--- Dataset content ---
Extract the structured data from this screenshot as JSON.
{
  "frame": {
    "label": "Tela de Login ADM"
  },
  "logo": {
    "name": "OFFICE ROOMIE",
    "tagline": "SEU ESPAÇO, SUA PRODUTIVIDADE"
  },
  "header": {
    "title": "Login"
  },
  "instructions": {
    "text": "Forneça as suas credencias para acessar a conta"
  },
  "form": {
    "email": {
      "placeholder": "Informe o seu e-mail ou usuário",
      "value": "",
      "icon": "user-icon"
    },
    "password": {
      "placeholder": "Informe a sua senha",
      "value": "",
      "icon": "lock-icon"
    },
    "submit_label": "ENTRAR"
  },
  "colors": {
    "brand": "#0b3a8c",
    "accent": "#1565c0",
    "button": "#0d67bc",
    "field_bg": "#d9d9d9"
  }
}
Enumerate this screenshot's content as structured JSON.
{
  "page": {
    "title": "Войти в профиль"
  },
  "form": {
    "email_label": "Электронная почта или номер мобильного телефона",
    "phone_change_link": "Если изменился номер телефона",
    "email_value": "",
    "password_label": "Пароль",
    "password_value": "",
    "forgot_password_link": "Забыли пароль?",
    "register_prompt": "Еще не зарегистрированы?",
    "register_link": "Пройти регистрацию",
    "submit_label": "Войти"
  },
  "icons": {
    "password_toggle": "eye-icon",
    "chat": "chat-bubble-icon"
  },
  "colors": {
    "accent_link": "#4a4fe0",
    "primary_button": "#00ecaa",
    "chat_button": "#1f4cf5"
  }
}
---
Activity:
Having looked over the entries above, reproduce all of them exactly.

Written solution:
Extract the structured data from this screenshot as JSON.
{
  "frame": {
    "label": "Tela de Login ADM"
  },
  "logo": {
    "name": "OFFICE ROOMIE",
    "tagline": "SEU ESPAÇO, SUA PRODUTIVIDADE"
  },
  "header": {
    "title": "Login"
  },
  "instructions": {
    "text": "Forneça as suas credencias para acessar a conta"
  },
  "form": {
    "email": {
      "placeholder": "Informe o seu e-mail ou usuário",
      "value": "",
      "icon": "user-icon"
    },
    "password": {
      "placeholder": "Informe a sua senha",
      "value": "",
      "icon": "lock-icon"
    },
    "submit_label": "ENTRAR"
  },
  "colors": {
    "brand": "#0b3a8c",
    "accent": "#1565c0",
    "button": "#0d67bc",
    "field_bg": "#d9d9d9"
  }
}
Enumerate this screenshot's content as structured JSON.
{
  "page": {
    "title": "Войти в профиль"
  },
  "form": {
    "email_label": "Электронная почта или номер мобильного телефона",
    "phone_change_link": "Если изменился номер телефона",
    "email_value": "",
    "password_label": "Пароль",
    "password_value": "",
    "forgot_password_link": "Забыли пароль?",
    "register_prompt": "Еще не зарегистрированы?",
    "register_link": "Пройти регистрацию",
    "submit_label": "Войти"
  },
  "icons": {
    "password_toggle": "eye-icon",
    "chat": "chat-bubble-icon"
  },
  "colors": {
    "accent_link": "#4a4fe0",
    "primary_button": "#00ecaa",
    "chat_button": "#1f4cf5"
  }
}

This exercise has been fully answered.